Think about it. Breakfast is a ritual for many of us, with details and preferences that are far more embedded and private and personal than our preferences for lunch or dinner.
A stranger watching me from over at the Breakfast Burrito Bar would be able to know this about me: Sarah R. Callender is not much of an Egg Person. She is an English Muffin with Butter and Honey Lady. With maybe a Little Thing of Yogurt. And some Black Tea. But No Juice. And Some Bites of Her Kids’ Leftover Waffle. And Perhaps Some Melon if It Doesn’t Have That Sour Taste That Buffet Melons Often Have.
Just by watching me select my meal, that guy waiting for the green light to appear on the waffle iron knows way too much about me. And I prefer to have my breakfast identity kept a little more private.
Vice versa, I prefer not to know about the sleepwear preferences of others. I don’t want to know that That Guy sleeps in a wife beater undershirt and thread-bare pajama bottoms. I’d prefer not to catch a whiff of people’s sleep funk. And yes, I’d really prefer to see that That Large Lady Over There perhaps don a brassiere.
Some things are meant to be private.
However. I realize some might say that my decision to share details of my personal life with anyone who clicks on a blog titled Inside-out Underpants is just like being a public pajama-wearer. That my decision to discuss my depression is no different than wearing threadbare, rumpled flannel granny nightie to a fine restaurant.
And maybe it is no different. Comment intéressant!
Maybe That Guy wishes I would jot my thoughts not in a blog, but in one of those old fashioned diaries, the ones with the combination lock on the cover. Maybe he thinks Facebookers share way too much. That no one needs to know JANE DOE just drank too many margaritas and puked in Mary’s shoe.
Maybe, in an attempt to find community or share our writing or feel at home, we’ve lost all sense of decorum, which of course, means we are ALL Public Pajama-Wearers.
I don’t mind sharing parts of my life with both friends and strangers, which means I shouldn’t care what sleepwear people share with me at the Complimentary Breakfast. I just need to try to look away when, for example, That Fellow is making a yogurt parfait in his icky terrycloth bathrobe.
We live in a very unprivate world, my friends, and I suppose I have to embrace all aspects of that fact.
As for the Complimentary Breakfast in Parisian-Portland? Only four pajama-wearers (two of them little kids; which is somehow OK with me).
There was another kid, however, who kept driving his scooter around the buffet area, nearly careening into me and the other patrons, while his clothes-wearing mother said, “Be careful with your scooter, Timmy.” And then Timmy would scooter off, barely avoiding that grandmother carrying a tray of juice drinks and prunes and oatmeal.

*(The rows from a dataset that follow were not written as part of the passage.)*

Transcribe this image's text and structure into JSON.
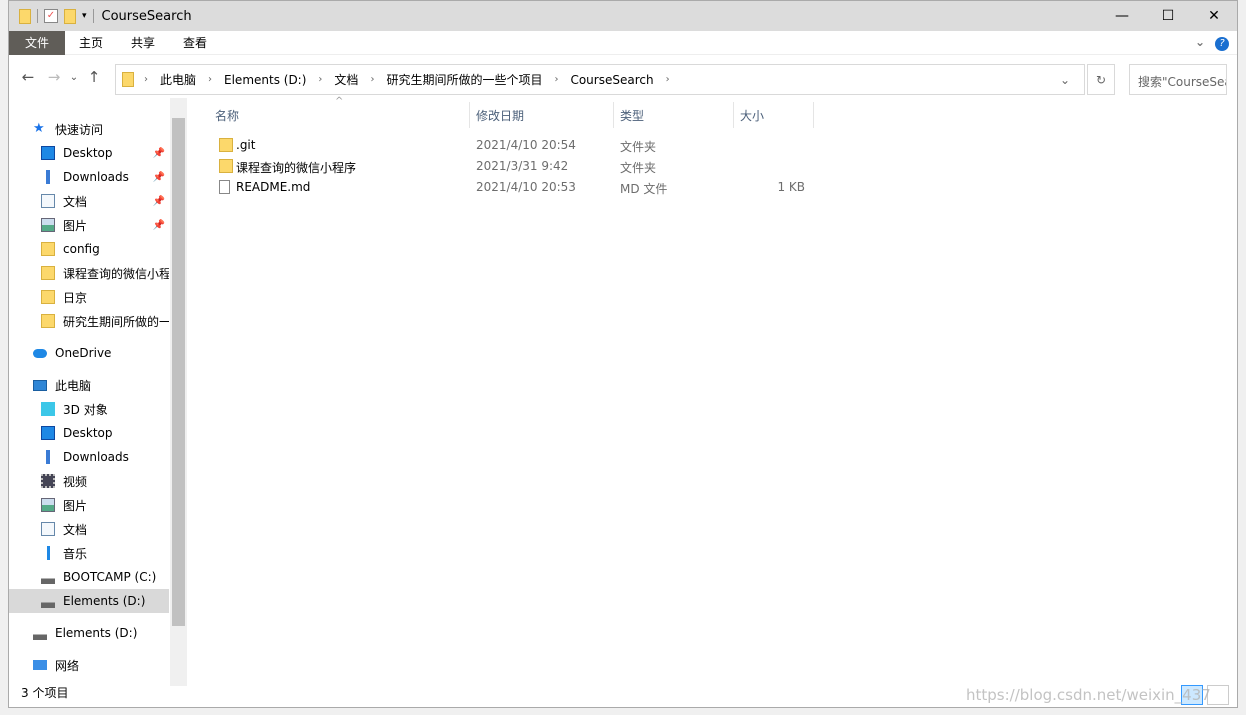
{
  "window": {
    "title": "CourseSearch",
    "minimize": "—",
    "maximize": "☐",
    "close": "✕"
  },
  "ribbon": {
    "tabs": [
      "文件",
      "主页",
      "共享",
      "查看"
    ],
    "help": "?",
    "expand": "⌄"
  },
  "nav": {
    "back": "←",
    "forward": "→",
    "recent": "⌄",
    "up": "↑",
    "refresh": "↻"
  },
  "address": {
    "crumbs": [
      "此电脑",
      "Elements (D:)",
      "文档",
      "研究生期间所做的一些个项目",
      "CourseSearch"
    ]
  },
  "search": {
    "placeholder": "搜索\"CourseSearch\""
  },
  "sidebar": {
    "items": [
      {
        "label": "快速访问",
        "icon": "star-icon",
        "pinned": false
      },
      {
        "label": "Desktop",
        "icon": "desktop-icon",
        "pinned": true
      },
      {
        "label": "Downloads",
        "icon": "download-icon",
        "pinned": true
      },
      {
        "label": "文档",
        "icon": "document-icon",
        "pinned": true
      },
      {
        "label": "图片",
        "icon": "picture-icon",
        "pinned": true
      },
      {
        "label": "config",
        "icon": "folder-icon"
      },
      {
        "label": "课程查询的微信小程序",
        "icon": "folder-icon"
      },
      {
        "label": "日京",
        "icon": "folder-icon"
      },
      {
        "label": "研究生期间所做的一些个项目",
        "icon": "folder-icon"
      },
      {
        "label": "OneDrive",
        "icon": "cloud-icon"
      },
      {
        "label": "此电脑",
        "icon": "computer-icon"
      },
      {
        "label": "3D 对象",
        "icon": "cube-icon"
      },
      {
        "label": "Desktop",
        "icon": "desktop-icon"
      },
      {
        "label": "Downloads",
        "icon": "download-icon"
      },
      {
        "label": "视频",
        "icon": "video-icon"
      },
      {
        "label": "图片",
        "icon": "picture-icon"
      },
      {
        "label": "文档",
        "icon": "document-icon"
      },
      {
        "label": "音乐",
        "icon": "music-icon"
      },
      {
        "label": "BOOTCAMP (C:)",
        "icon": "drive-icon"
      },
      {
        "label": "Elements (D:)",
        "icon": "drive-icon",
        "selected": true
      },
      {
        "label": "Elements (D:)",
        "icon": "drive-icon"
      },
      {
        "label": "网络",
        "icon": "network-icon"
      }
    ]
  },
  "columns": [
    "名称",
    "修改日期",
    "类型",
    "大小"
  ],
  "files": [
    {
      "name": ".git",
      "date": "2021/4/10 20:54",
      "type": "文件夹",
      "size": "",
      "icon": "folder-icon"
    },
    {
      "name": "课程查询的微信小程序",
      "date": "2021/3/31 9:42",
      "type": "文件夹",
      "size": "",
      "icon": "folder-icon"
    },
    {
      "name": "README.md",
      "date": "2021/4/10 20:53",
      "type": "MD 文件",
      "size": "1 KB",
      "icon": "file-icon"
    }
  ],
  "status": "3 个项目",
  "watermark": "https://blog.csdn.net/weixin_437"
}
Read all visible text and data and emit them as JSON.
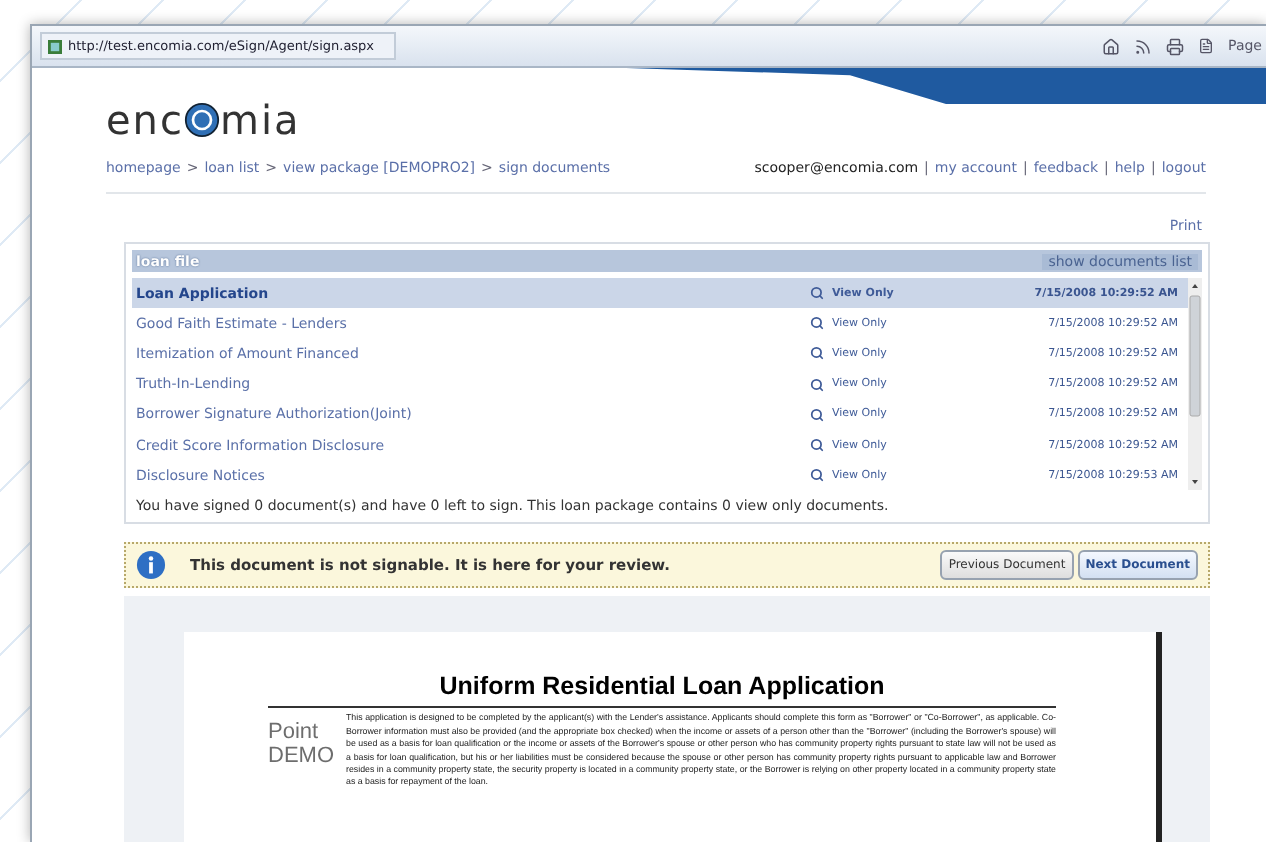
{
  "browser": {
    "address": "http://test.encomia.com/eSign/Agent/sign.aspx",
    "toolbar_label": "Page"
  },
  "header": {
    "logo_before": "enc",
    "logo_after": "mia",
    "breadcrumb": [
      {
        "label": "homepage"
      },
      {
        "label": "loan list"
      },
      {
        "label": "view package [DEMOPRO2]"
      },
      {
        "label": "sign documents"
      }
    ],
    "separator": ">",
    "user": "scooper@encomia.com",
    "divider": "|",
    "links": [
      {
        "label": "my account"
      },
      {
        "label": "feedback"
      },
      {
        "label": "help"
      },
      {
        "label": "logout"
      }
    ]
  },
  "print": "Print",
  "loan_file": {
    "title": "loan file",
    "toggle": "show documents list",
    "rows": [
      {
        "name": "Loan Application",
        "action": "View Only",
        "date": "7/15/2008 10:29:52 AM",
        "selected": true
      },
      {
        "name": "Good Faith Estimate - Lenders",
        "action": "View Only",
        "date": "7/15/2008 10:29:52 AM",
        "selected": false
      },
      {
        "name": "Itemization of Amount Financed",
        "action": "View Only",
        "date": "7/15/2008 10:29:52 AM",
        "selected": false
      },
      {
        "name": "Truth-In-Lending",
        "action": "View Only",
        "date": "7/15/2008 10:29:52 AM",
        "selected": false
      },
      {
        "name": "Borrower Signature Authorization(Joint)",
        "action": "View Only",
        "date": "7/15/2008 10:29:52 AM",
        "selected": false
      },
      {
        "name": "Credit Score Information Disclosure",
        "action": "View Only",
        "date": "7/15/2008 10:29:52 AM",
        "selected": false
      },
      {
        "name": "Disclosure Notices",
        "action": "View Only",
        "date": "7/15/2008 10:29:53 AM",
        "selected": false
      }
    ],
    "summary": "You have signed 0 document(s) and have 0 left to sign. This loan package contains 0 view only documents."
  },
  "notice": {
    "message": "This document is not signable. It is here for your review.",
    "buttons": [
      {
        "label": "Previous Document",
        "primary": false
      },
      {
        "label": "Next Document",
        "primary": true
      }
    ]
  },
  "document": {
    "title": "Uniform Residential Loan Application",
    "logo_lines": [
      "Point",
      "DEMO"
    ],
    "paragraph": "This application is designed to be completed by the applicant(s) with the Lender's assistance. Applicants should complete this form as \"Borrower\" or \"Co-Borrower\", as applicable. Co-Borrower information must also be provided (and the appropriate box checked) when the income or assets of a person other than the \"Borrower\" (including the Borrower's spouse) will be used as a basis for loan qualification or the income or assets of the Borrower's spouse or other person who has community property rights pursuant to state law will not be used as a basis for loan qualification, but his or her liabilities must be considered because the spouse or other person has community property rights pursuant to applicable law and Borrower resides in a community property state, the security property is located in a community property state, or the Borrower is relying on other property located in a community property state as a basis for repayment of the loan."
  }
}
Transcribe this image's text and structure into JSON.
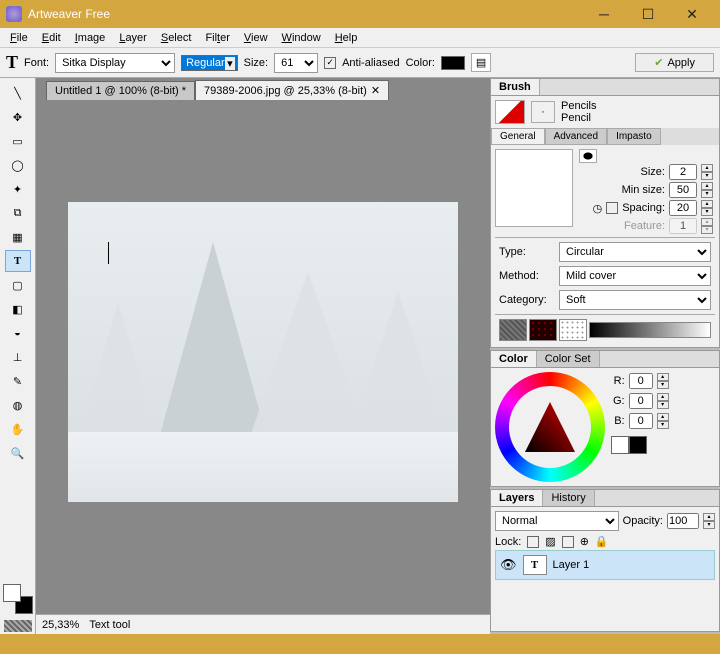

Be careful with your scooter, Timmy???
Gee whiz. Maybe instead of being uncomfortable with what people wear in public, I should focus on another issue: parents who let their kids ride their wheeled vehicles at the Complimentary Breakfast.
That suddenly seems a lot more dangerous than threadbare jammies.